== ASSIGNED TASK ==
Every entry should be returned unchanged, with the pictures omitted.

== DATA SHOWN ==
---*---

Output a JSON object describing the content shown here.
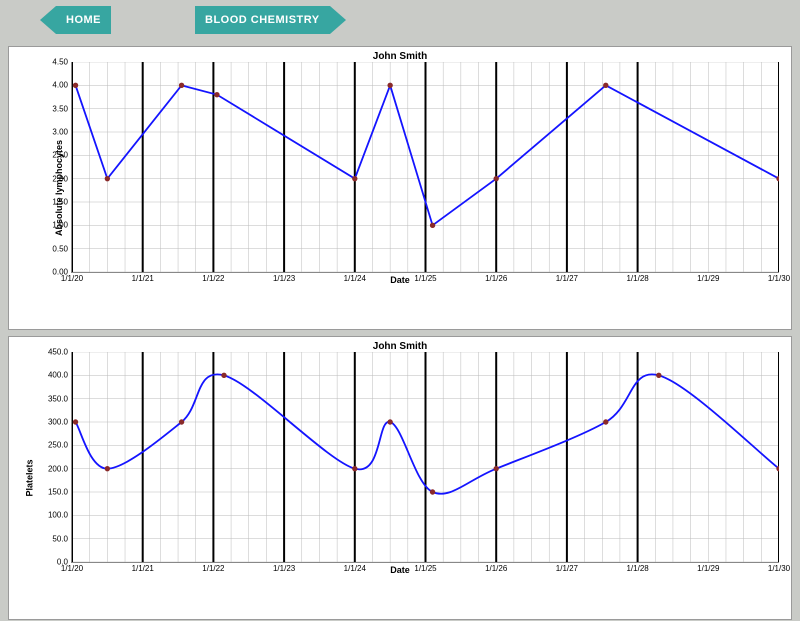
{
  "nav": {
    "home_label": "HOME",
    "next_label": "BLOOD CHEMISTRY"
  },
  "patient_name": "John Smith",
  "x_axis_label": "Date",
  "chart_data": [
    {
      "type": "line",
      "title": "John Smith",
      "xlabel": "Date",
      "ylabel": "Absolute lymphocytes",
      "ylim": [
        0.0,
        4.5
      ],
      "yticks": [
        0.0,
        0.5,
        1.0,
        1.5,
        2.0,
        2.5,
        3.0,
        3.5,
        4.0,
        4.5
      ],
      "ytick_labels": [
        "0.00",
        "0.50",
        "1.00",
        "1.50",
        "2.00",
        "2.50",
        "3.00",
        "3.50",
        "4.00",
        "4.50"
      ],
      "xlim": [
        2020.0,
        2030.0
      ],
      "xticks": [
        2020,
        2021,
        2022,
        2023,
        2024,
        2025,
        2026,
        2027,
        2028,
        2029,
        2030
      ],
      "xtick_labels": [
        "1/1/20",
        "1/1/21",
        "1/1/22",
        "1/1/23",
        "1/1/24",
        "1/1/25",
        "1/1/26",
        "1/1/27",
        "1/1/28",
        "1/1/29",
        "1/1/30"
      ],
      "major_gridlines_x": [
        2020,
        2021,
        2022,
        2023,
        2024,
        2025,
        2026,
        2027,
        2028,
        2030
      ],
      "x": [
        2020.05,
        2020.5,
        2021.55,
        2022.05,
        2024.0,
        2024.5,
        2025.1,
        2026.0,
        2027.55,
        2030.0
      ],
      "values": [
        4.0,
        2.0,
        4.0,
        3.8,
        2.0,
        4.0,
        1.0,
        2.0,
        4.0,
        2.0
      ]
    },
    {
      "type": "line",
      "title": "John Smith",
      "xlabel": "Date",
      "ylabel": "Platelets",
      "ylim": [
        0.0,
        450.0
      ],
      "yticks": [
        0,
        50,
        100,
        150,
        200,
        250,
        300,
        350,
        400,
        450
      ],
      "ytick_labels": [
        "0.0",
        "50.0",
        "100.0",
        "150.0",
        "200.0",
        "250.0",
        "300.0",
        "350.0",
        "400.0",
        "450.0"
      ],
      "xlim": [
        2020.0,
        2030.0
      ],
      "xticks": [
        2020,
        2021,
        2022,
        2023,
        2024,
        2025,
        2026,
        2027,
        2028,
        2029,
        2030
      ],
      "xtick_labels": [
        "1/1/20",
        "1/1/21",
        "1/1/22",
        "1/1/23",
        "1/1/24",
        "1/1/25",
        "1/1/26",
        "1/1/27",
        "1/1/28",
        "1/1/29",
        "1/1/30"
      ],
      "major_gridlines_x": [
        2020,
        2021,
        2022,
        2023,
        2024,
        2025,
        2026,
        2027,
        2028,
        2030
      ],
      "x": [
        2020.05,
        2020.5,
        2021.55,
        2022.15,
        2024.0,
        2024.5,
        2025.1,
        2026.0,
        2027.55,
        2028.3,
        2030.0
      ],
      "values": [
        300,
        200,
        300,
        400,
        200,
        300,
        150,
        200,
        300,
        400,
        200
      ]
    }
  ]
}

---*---

== TASK RESULT ==
Output a JSON object describing the content shown here.
{
  "nav": {
    "home_label": "HOME",
    "next_label": "BLOOD CHEMISTRY"
  },
  "patient_name": "John Smith",
  "x_axis_label": "Date",
  "chart_data": [
    {
      "type": "line",
      "title": "John Smith",
      "xlabel": "Date",
      "ylabel": "Absolute lymphocytes",
      "ylim": [
        0.0,
        4.5
      ],
      "yticks": [
        0.0,
        0.5,
        1.0,
        1.5,
        2.0,
        2.5,
        3.0,
        3.5,
        4.0,
        4.5
      ],
      "ytick_labels": [
        "0.00",
        "0.50",
        "1.00",
        "1.50",
        "2.00",
        "2.50",
        "3.00",
        "3.50",
        "4.00",
        "4.50"
      ],
      "xlim": [
        2020.0,
        2030.0
      ],
      "xticks": [
        2020,
        2021,
        2022,
        2023,
        2024,
        2025,
        2026,
        2027,
        2028,
        2029,
        2030
      ],
      "xtick_labels": [
        "1/1/20",
        "1/1/21",
        "1/1/22",
        "1/1/23",
        "1/1/24",
        "1/1/25",
        "1/1/26",
        "1/1/27",
        "1/1/28",
        "1/1/29",
        "1/1/30"
      ],
      "major_gridlines_x": [
        2020,
        2021,
        2022,
        2023,
        2024,
        2025,
        2026,
        2027,
        2028,
        2030
      ],
      "x": [
        2020.05,
        2020.5,
        2021.55,
        2022.05,
        2024.0,
        2024.5,
        2025.1,
        2026.0,
        2027.55,
        2030.0
      ],
      "values": [
        4.0,
        2.0,
        4.0,
        3.8,
        2.0,
        4.0,
        1.0,
        2.0,
        4.0,
        2.0
      ]
    },
    {
      "type": "line",
      "title": "John Smith",
      "xlabel": "Date",
      "ylabel": "Platelets",
      "ylim": [
        0.0,
        450.0
      ],
      "yticks": [
        0,
        50,
        100,
        150,
        200,
        250,
        300,
        350,
        400,
        450
      ],
      "ytick_labels": [
        "0.0",
        "50.0",
        "100.0",
        "150.0",
        "200.0",
        "250.0",
        "300.0",
        "350.0",
        "400.0",
        "450.0"
      ],
      "xlim": [
        2020.0,
        2030.0
      ],
      "xticks": [
        2020,
        2021,
        2022,
        2023,
        2024,
        2025,
        2026,
        2027,
        2028,
        2029,
        2030
      ],
      "xtick_labels": [
        "1/1/20",
        "1/1/21",
        "1/1/22",
        "1/1/23",
        "1/1/24",
        "1/1/25",
        "1/1/26",
        "1/1/27",
        "1/1/28",
        "1/1/29",
        "1/1/30"
      ],
      "major_gridlines_x": [
        2020,
        2021,
        2022,
        2023,
        2024,
        2025,
        2026,
        2027,
        2028,
        2030
      ],
      "x": [
        2020.05,
        2020.5,
        2021.55,
        2022.15,
        2024.0,
        2024.5,
        2025.1,
        2026.0,
        2027.55,
        2028.3,
        2030.0
      ],
      "values": [
        300,
        200,
        300,
        400,
        200,
        300,
        150,
        200,
        300,
        400,
        200
      ]
    }
  ]
}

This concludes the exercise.